[What you are asked to do]:
Go through the data underneath and report how many lines hold the string "JSON", giving only the number.

[Dataset records]:
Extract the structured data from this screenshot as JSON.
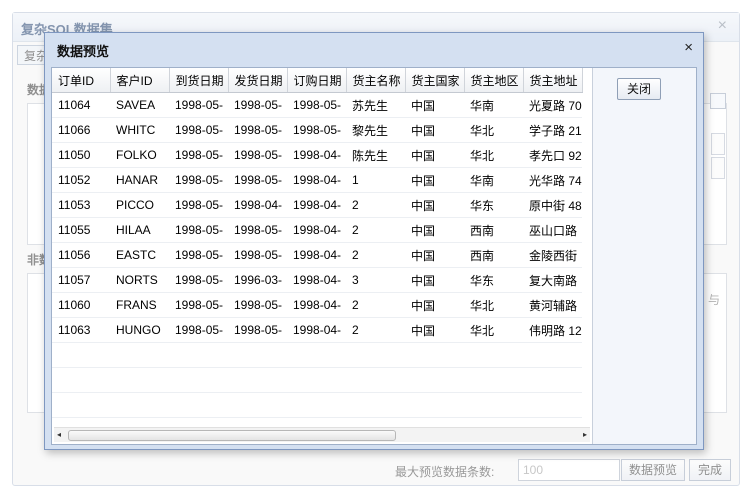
{
  "background": {
    "title": "复杂SQL数据集",
    "tab_label": "复杂",
    "section1_label": "数据",
    "section2_label": "非数",
    "side_text": "与",
    "max_rows_label": "最大预览数据条数:",
    "max_rows_value": "100",
    "preview_button": "数据预览",
    "finish_button": "完成",
    "close_icon": "×"
  },
  "modal": {
    "title": "数据预览",
    "close_icon": "×",
    "close_button": "关闭",
    "columns": [
      "订单ID",
      "客户ID",
      "到货日期",
      "发货日期",
      "订购日期",
      "货主名称",
      "货主国家",
      "货主地区",
      "货主地址"
    ],
    "rows": [
      [
        "11064",
        "SAVEA",
        "1998-05-",
        "1998-05-",
        "1998-05-",
        "苏先生",
        "中国",
        "华南",
        "光夏路 70"
      ],
      [
        "11066",
        "WHITC",
        "1998-05-",
        "1998-05-",
        "1998-05-",
        "黎先生",
        "中国",
        "华北",
        "学子路 21"
      ],
      [
        "11050",
        "FOLKO",
        "1998-05-",
        "1998-05-",
        "1998-04-",
        "陈先生",
        "中国",
        "华北",
        "孝先口 92"
      ],
      [
        "11052",
        "HANAR",
        "1998-05-",
        "1998-05-",
        "1998-04-",
        "1",
        "中国",
        "华南",
        "光华路 74"
      ],
      [
        "11053",
        "PICCO",
        "1998-05-",
        "1998-04-",
        "1998-04-",
        "2",
        "中国",
        "华东",
        "原中街 48"
      ],
      [
        "11055",
        "HILAA",
        "1998-05-",
        "1998-05-",
        "1998-04-",
        "2",
        "中国",
        "西南",
        "巫山口路"
      ],
      [
        "11056",
        "EASTC",
        "1998-05-",
        "1998-05-",
        "1998-04-",
        "2",
        "中国",
        "西南",
        "金陵西街"
      ],
      [
        "11057",
        "NORTS",
        "1998-05-",
        "1996-03-",
        "1998-04-",
        "3",
        "中国",
        "华东",
        "复大南路"
      ],
      [
        "11060",
        "FRANS",
        "1998-05-",
        "1998-05-",
        "1998-04-",
        "2",
        "中国",
        "华北",
        "黄河辅路"
      ],
      [
        "11063",
        "HUNGO",
        "1998-05-",
        "1998-05-",
        "1998-04-",
        "2",
        "中国",
        "华北",
        "伟明路 12"
      ]
    ],
    "scroll_left_icon": "◂",
    "scroll_right_icon": "▸"
  }
}
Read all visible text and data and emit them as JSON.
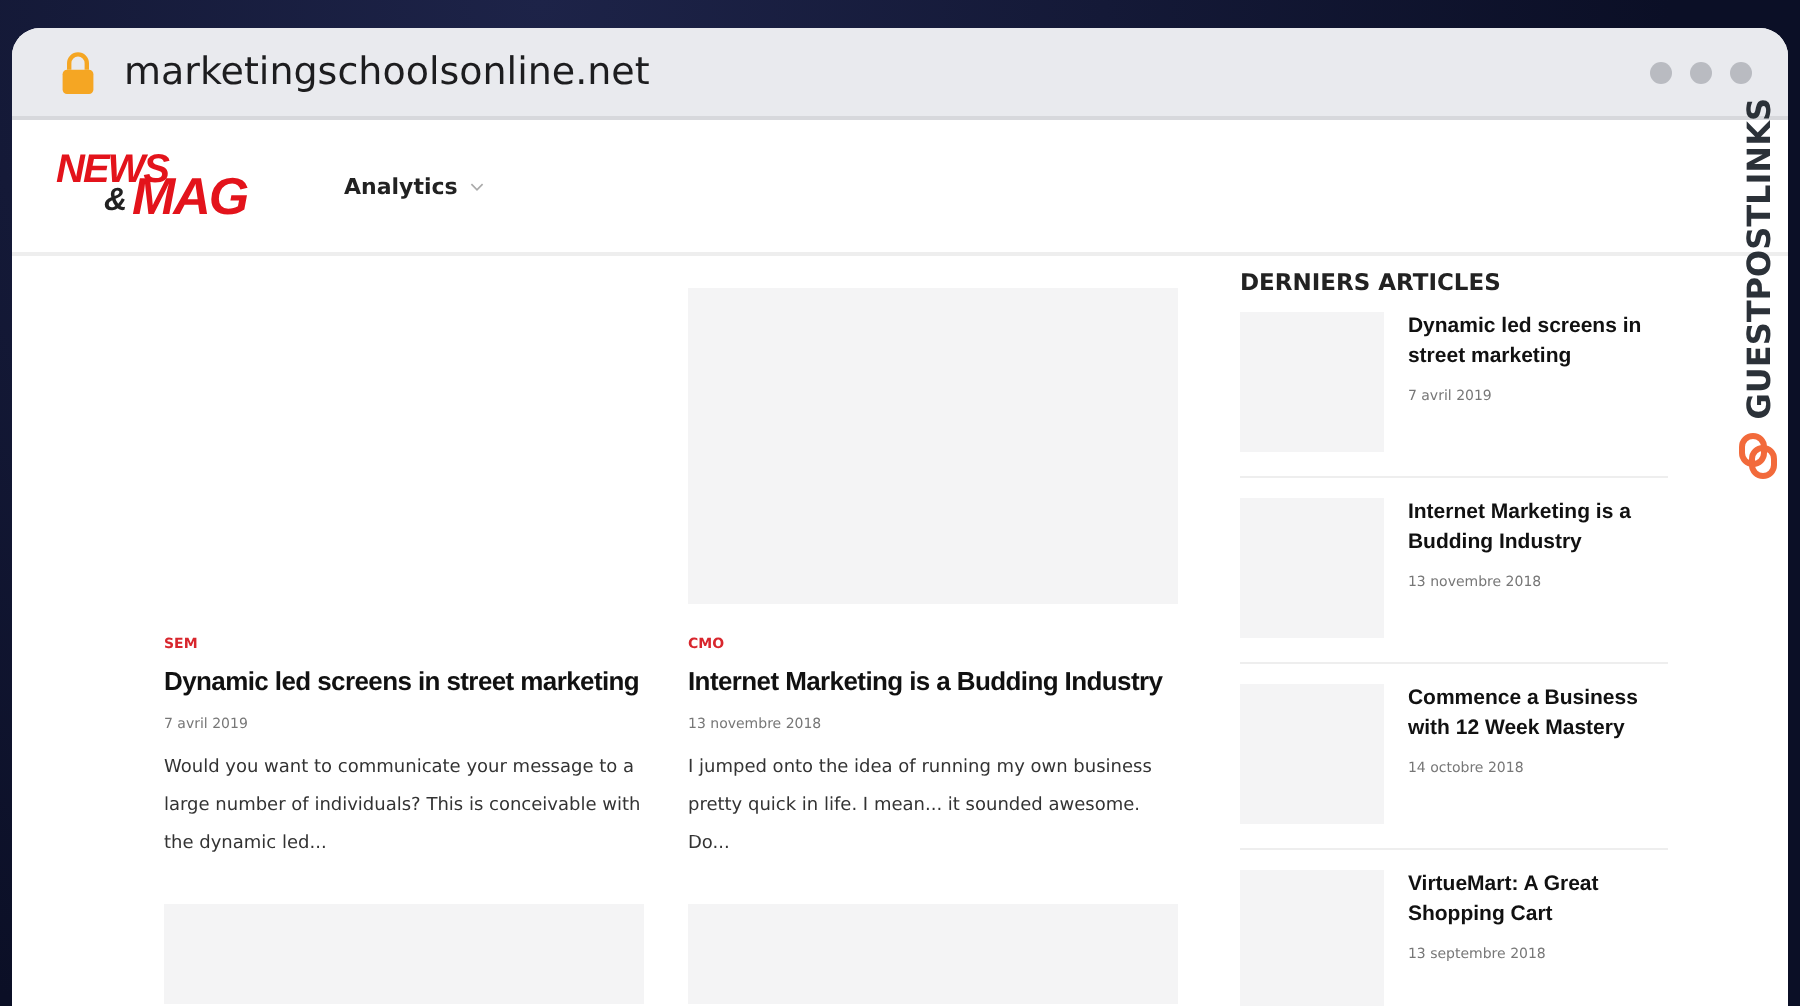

[Task response]:
2